Getting off the floor

If you are sitting down and reading this then be happy! This Christmas I received an unusual and unwanted present in the form of a herniated disk – put basically the softer gooey stuff between the bones of your spine peeks out and gets squished and presses on a nerve. This causes a painful condition that sends pain down my right leg and the sole my right foot feels like it is asleep.

The worst thing is the inability to sit and work, thankfully going to yoga has helped but most of the time the only way I could work was by lying on the floor with my laptop in front of me. After half an hour in this position (which is not great for writing) my neck is killing me. Anyway, I have ended up being massively delayed (even by my standards) which in turn has knocked me metaphorically to the floor.

So when I today thankfully got sent away the second of my two major texts I was working with and feel like I can get of the floor for a while. My back is still not good but sitting is possible and only a bit painful and I am now looking ahead at the projects I had planned to start in 2009.

Also I am returning (slowly) to the running which I have not done since Christmas. In 101 days I will be running the local half marathod – let the countdown begin

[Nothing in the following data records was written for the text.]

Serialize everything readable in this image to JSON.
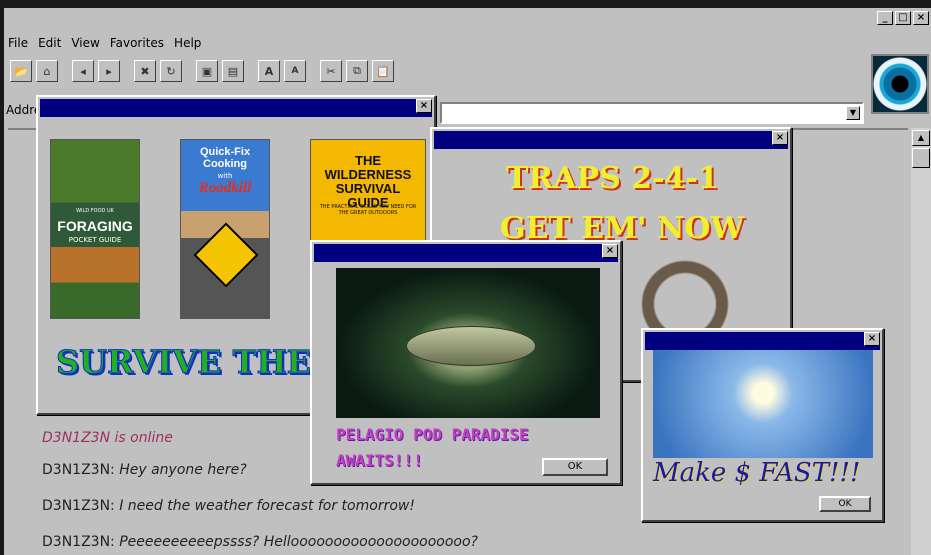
{
  "window": {
    "min_label": "_",
    "max_label": "□",
    "close_label": "×"
  },
  "menu": [
    "File",
    "Edit",
    "View",
    "Favorites",
    "Help"
  ],
  "address": {
    "label": "Address"
  },
  "books": [
    {
      "title": "FORAGING",
      "subtitle": "POCKET GUIDE",
      "series": "WILD FOOD UK"
    },
    {
      "title": "Quick-Fix Cooking",
      "subtitle": "with",
      "title2": "Roadkill"
    },
    {
      "title": "THE WILDERNESS SURVIVAL GUIDE",
      "subtitle": "THE PRACTICAL SKILLS YOU NEED FOR THE GREAT OUTDOORS"
    }
  ],
  "ads": {
    "survive": "SURVIVE THE W",
    "traps_line1": "TRAPS 2-4-1",
    "traps_line2": "GET EM' NOW",
    "pelagio": "PELAGIO POD PARADISE AWAITS!!!",
    "money": "Make $ FAST!!!",
    "ok": "OK"
  },
  "chat": {
    "status": "D3N1Z3N is online",
    "messages": [
      {
        "user": "D3N1Z3N:",
        "text": "Hey anyone here?"
      },
      {
        "user": "D3N1Z3N:",
        "text": "I need the weather forecast for tomorrow!"
      },
      {
        "user": "D3N1Z3N:",
        "text": "Peeeeeeeeeepssss? Hellooooooooooooooooooooo?"
      }
    ]
  }
}
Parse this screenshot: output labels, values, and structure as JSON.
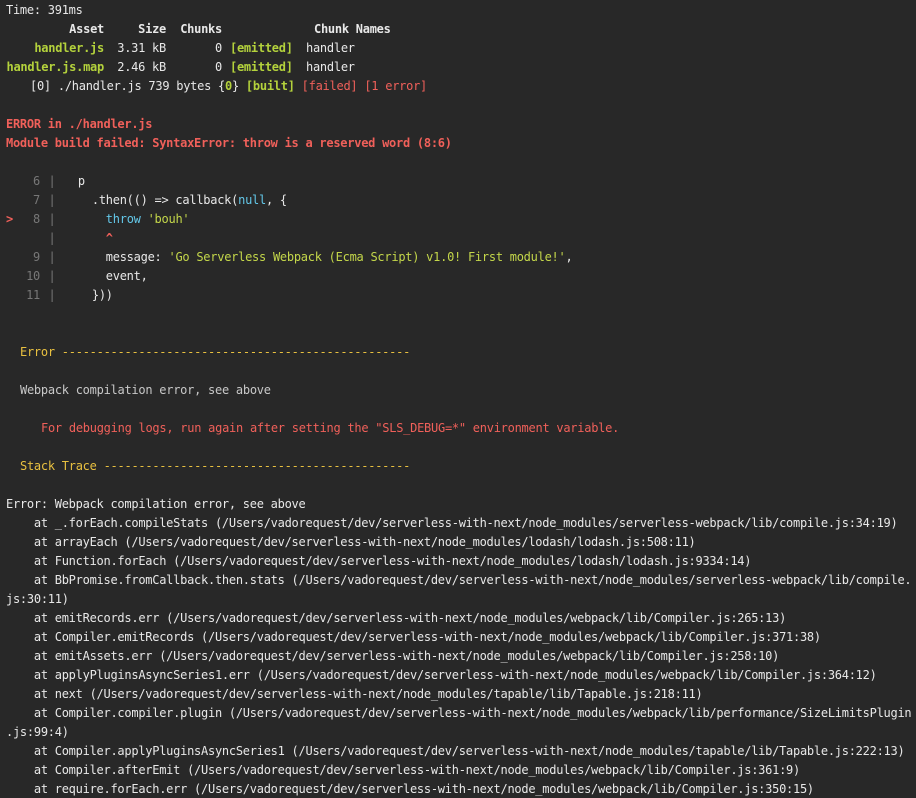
{
  "time_line": "Time: 391ms",
  "assets_table": {
    "headers": {
      "asset": "Asset",
      "size": "Size",
      "chunks": "Chunks",
      "chunk_names": "Chunk Names"
    },
    "rows": [
      {
        "asset": "handler.js",
        "size": "3.31 kB",
        "chunks": "0",
        "emitted": "[emitted]",
        "chunk_name": "handler"
      },
      {
        "asset": "handler.js.map",
        "size": "2.46 kB",
        "chunks": "0",
        "emitted": "[emitted]",
        "chunk_name": "handler"
      }
    ],
    "module_line": {
      "prefix": "[0] ./handler.js 739 bytes {",
      "chunk_id": "0",
      "suffix": "}",
      "built": "[built]",
      "failed": "[failed]",
      "errors": "[1 error]"
    }
  },
  "error": {
    "header": "ERROR in ./handler.js",
    "message": "Module build failed: SyntaxError: throw is a reserved word (8:6)"
  },
  "code_frame": [
    {
      "marker": "",
      "num": "6",
      "code": "  p"
    },
    {
      "marker": "",
      "num": "7",
      "code": "    .then(() => callback(null, {"
    },
    {
      "marker": ">",
      "num": "8",
      "code": "      throw 'bouh'"
    },
    {
      "marker": "",
      "num": "",
      "code": "      ^"
    },
    {
      "marker": "",
      "num": "9",
      "code": "      message: 'Go Serverless Webpack (Ecma Script) v1.0! First module!',"
    },
    {
      "marker": "",
      "num": "10",
      "code": "      event,"
    },
    {
      "marker": "",
      "num": "11",
      "code": "    }))"
    }
  ],
  "serverless_error": {
    "title": "Error",
    "rule": "--------------------------------------------------",
    "message": "Webpack compilation error, see above",
    "debug_hint": "For debugging logs, run again after setting the \"SLS_DEBUG=*\" environment variable."
  },
  "stack_trace": {
    "title": "Stack Trace",
    "rule": "--------------------------------------------",
    "error_line": "Error: Webpack compilation error, see above",
    "frames": [
      "    at _.forEach.compileStats (/Users/vadorequest/dev/serverless-with-next/node_modules/serverless-webpack/lib/compile.js:34:19)",
      "    at arrayEach (/Users/vadorequest/dev/serverless-with-next/node_modules/lodash/lodash.js:508:11)",
      "    at Function.forEach (/Users/vadorequest/dev/serverless-with-next/node_modules/lodash/lodash.js:9334:14)",
      "    at BbPromise.fromCallback.then.stats (/Users/vadorequest/dev/serverless-with-next/node_modules/serverless-webpack/lib/compile.",
      "js:30:11)",
      "    at emitRecords.err (/Users/vadorequest/dev/serverless-with-next/node_modules/webpack/lib/Compiler.js:265:13)",
      "    at Compiler.emitRecords (/Users/vadorequest/dev/serverless-with-next/node_modules/webpack/lib/Compiler.js:371:38)",
      "    at emitAssets.err (/Users/vadorequest/dev/serverless-with-next/node_modules/webpack/lib/Compiler.js:258:10)",
      "    at applyPluginsAsyncSeries1.err (/Users/vadorequest/dev/serverless-with-next/node_modules/webpack/lib/Compiler.js:364:12)",
      "    at next (/Users/vadorequest/dev/serverless-with-next/node_modules/tapable/lib/Tapable.js:218:11)",
      "    at Compiler.compiler.plugin (/Users/vadorequest/dev/serverless-with-next/node_modules/webpack/lib/performance/SizeLimitsPlugin",
      ".js:99:4)",
      "    at Compiler.applyPluginsAsyncSeries1 (/Users/vadorequest/dev/serverless-with-next/node_modules/tapable/lib/Tapable.js:222:13)",
      "    at Compiler.afterEmit (/Users/vadorequest/dev/serverless-with-next/node_modules/webpack/lib/Compiler.js:361:9)",
      "    at require.forEach.err (/Users/vadorequest/dev/serverless-with-next/node_modules/webpack/lib/Compiler.js:350:15)"
    ]
  },
  "colors": {
    "background": "#282828",
    "text": "#e8e8e8",
    "green": "#b4d23c",
    "red": "#f0605a",
    "yellow": "#e8c040",
    "gray": "#777777"
  }
}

Pass the pills

So a couple of days ago I complained about having a cold but just to make sure that I know how lucky I was I now get to complain about a real problem. I have developed sciatic nerv pain. I cannot walk, sit, lie down or do almost anything without feeling pain.

photo: pills by rover.- (CC by-nc-sa)

The good news is that I have dropped all my earlier principles towards medications and taken a nice little coctail of drugs to ease the pain. It’s not gone but at least it is manageable. Don’t feel up to working, just lieing down in different painful positions.

Rolling with punches

I am not short. Not really tall – but I suppose that all this is a matter of perspective. But perspectives and realities of length change and shift after years of riding a desk and huddling over a laptop, standing tall is something I need to remind myself of.

Then there are times when the blows come too fast, too effectively, striking the weaknesses we work so hide to protect. In times like these the urge to curl into a protective ball physically and metaphorically appears to be the only viable option.

It is here where the impulse to run, hide and forget – to lose oneself in fantasy, dreams or the narcotic (from the Greek “to make numb”) substance of choice. My own inclinations lean towards unhealthy food and enough red wine to float a rhino, to which pop psychology deduces deep-rooted insecurity. But I will rebut, if I had the energy, that easy answers mean that you are asking the wrong questions. Never mind that – focus.

Booze and calories are a brief narcotic bringing short lived relief and a nasty aftertaste (hangover would be a cheap pun) of additional guilt, anxiety and the beginnings of a wicked downward spiral of self-loathing.

But the pain I try to avoid is artificial, brought about by false dependencies and a lack of personal moral independence. No matter how real I make it feel.

And yet it is here in the depths of self-created misery that growth occurs. Failure is the true manure of growth. Success and love relaxes and breeds complacency. So it is important to recognize this as the shitty bottom a learning curve. No place to go but up. As the window of self-loathing closes I pull myself up and stand tall to disguise my made-up pain and bring this self-deception of defeat to its knees.

My therapeutic act is to write this in a public place making those who I know read this space and the casual visitors part of my recovery.